As a lifelong resident of Santa Fe, I am quite familiar with locales and historical facts surrounding the area. When I got a copy of the book, “Santa Fe’s Historic Hotels,” part of the Images of America series sold all over the area, I thought I would read the deep history of the hotels I know of and learn about the ones I wasn’t around to see.

I ended up with mixed feelings about this book that seems to read like a history book with photos that allow one to step into the past.

It starts off informative with the early beginnings of the Exchange Hotel, which closed in 1919 and its slew of owners including Abraham Staab — owner of La Posada and husband of resident ghost Julia.
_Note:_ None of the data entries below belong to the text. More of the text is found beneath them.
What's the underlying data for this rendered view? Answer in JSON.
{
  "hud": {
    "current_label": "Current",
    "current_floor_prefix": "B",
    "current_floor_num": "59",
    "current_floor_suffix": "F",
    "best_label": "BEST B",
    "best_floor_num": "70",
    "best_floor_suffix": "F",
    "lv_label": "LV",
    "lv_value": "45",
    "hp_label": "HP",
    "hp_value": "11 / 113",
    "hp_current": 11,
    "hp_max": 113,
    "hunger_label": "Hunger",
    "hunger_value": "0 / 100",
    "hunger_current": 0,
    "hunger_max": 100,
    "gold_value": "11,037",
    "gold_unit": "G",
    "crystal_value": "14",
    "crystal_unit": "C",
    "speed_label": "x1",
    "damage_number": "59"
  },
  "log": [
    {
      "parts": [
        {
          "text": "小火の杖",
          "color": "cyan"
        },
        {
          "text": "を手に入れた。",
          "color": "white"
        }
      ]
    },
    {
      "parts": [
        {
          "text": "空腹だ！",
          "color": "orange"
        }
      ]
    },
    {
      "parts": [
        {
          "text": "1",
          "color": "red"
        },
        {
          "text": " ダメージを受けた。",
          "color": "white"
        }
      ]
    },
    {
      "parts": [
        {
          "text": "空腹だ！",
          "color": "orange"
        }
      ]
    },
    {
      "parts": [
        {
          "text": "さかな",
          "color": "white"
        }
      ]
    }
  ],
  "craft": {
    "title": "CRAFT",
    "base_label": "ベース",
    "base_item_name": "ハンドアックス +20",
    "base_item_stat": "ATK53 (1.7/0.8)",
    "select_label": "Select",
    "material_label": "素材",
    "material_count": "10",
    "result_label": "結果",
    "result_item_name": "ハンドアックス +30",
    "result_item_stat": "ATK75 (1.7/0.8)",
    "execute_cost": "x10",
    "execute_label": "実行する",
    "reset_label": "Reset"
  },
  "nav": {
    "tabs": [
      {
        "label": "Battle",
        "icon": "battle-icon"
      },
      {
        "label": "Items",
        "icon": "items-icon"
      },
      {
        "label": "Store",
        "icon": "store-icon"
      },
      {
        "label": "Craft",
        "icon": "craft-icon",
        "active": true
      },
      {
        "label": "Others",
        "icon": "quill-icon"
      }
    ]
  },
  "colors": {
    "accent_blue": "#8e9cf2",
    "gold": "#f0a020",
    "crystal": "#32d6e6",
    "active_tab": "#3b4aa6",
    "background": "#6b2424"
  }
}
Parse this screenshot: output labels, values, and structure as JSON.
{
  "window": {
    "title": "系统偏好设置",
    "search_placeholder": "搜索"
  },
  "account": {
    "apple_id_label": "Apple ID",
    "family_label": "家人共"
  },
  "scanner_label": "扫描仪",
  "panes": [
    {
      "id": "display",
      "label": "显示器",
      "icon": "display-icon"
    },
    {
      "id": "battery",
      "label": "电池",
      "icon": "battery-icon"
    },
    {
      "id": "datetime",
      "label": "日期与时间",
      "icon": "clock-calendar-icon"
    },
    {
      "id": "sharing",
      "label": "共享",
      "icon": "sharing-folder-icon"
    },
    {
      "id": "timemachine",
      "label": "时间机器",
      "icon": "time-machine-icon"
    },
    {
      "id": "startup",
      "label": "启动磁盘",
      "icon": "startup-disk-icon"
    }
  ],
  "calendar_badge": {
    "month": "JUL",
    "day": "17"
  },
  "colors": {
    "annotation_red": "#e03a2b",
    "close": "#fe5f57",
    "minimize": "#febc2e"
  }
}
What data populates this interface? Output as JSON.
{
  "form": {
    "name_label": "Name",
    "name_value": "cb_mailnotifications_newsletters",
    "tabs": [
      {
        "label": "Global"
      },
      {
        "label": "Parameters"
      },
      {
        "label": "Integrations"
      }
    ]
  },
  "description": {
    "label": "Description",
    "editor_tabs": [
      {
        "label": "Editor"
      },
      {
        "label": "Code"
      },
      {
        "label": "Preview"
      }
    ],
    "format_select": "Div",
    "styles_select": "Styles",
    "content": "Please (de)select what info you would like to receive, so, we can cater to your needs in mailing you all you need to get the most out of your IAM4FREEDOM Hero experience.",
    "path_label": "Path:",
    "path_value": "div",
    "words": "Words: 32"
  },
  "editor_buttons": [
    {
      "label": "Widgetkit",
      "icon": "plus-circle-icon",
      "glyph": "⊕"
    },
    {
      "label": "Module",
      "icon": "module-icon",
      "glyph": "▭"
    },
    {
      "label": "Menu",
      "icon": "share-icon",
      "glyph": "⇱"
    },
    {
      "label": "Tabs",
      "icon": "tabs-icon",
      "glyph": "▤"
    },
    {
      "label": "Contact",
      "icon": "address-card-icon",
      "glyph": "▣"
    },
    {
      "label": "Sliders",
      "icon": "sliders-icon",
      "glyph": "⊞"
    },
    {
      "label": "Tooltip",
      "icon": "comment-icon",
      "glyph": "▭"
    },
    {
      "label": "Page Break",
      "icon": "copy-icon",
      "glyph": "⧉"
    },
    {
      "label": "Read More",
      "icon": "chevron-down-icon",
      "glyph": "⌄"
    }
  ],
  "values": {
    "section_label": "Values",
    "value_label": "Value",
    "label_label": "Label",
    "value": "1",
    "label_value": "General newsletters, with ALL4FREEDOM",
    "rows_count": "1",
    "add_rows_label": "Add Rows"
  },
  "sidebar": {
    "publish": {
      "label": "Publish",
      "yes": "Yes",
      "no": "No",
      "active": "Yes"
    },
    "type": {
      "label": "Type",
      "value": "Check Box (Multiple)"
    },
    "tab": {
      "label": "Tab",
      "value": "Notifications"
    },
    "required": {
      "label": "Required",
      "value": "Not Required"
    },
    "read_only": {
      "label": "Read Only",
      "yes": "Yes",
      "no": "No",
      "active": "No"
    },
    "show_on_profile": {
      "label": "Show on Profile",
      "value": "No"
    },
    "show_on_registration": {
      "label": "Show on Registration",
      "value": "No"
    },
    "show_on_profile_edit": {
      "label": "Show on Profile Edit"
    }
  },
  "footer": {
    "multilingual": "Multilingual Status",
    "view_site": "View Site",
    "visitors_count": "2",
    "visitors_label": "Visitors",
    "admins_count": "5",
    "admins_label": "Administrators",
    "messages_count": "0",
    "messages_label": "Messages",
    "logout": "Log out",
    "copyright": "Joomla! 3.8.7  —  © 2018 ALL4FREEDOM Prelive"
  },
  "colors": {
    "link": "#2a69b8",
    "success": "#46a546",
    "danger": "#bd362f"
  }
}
There is little else mentioned about him or La Posada until the last chapter.

I did enjoy the chapter on La Fonda — a Santa Fe staple and its description of art and décor throughout the years. The connection to Fred Harvey using the La Fonda as a showplace for art was worth mentioning, as well as the number of celebrities that have graced the halls.

Some of the photos had vague dates on them, which was hard for me to swallow since the book is supposed to be historical in nature. Nevertheless, it was nice to see old photos from years gone by, especially the rise of Bishop’s Lodge and the cattle ranch that became Rancho Encantado.

There was one big problem … John Tunstall’s name was spelled wrong. He is a famous historical figure associated with Billy the Kid and the Santa Fe Ring. I guess the spell check was broken that day, or it was the editor’s day off.

I haven’t read the other books of this series, but if you see these books at Walgreens or any other retailer, I suggest you stay away from this one if you want to read accurate information about Santa Fe hotels.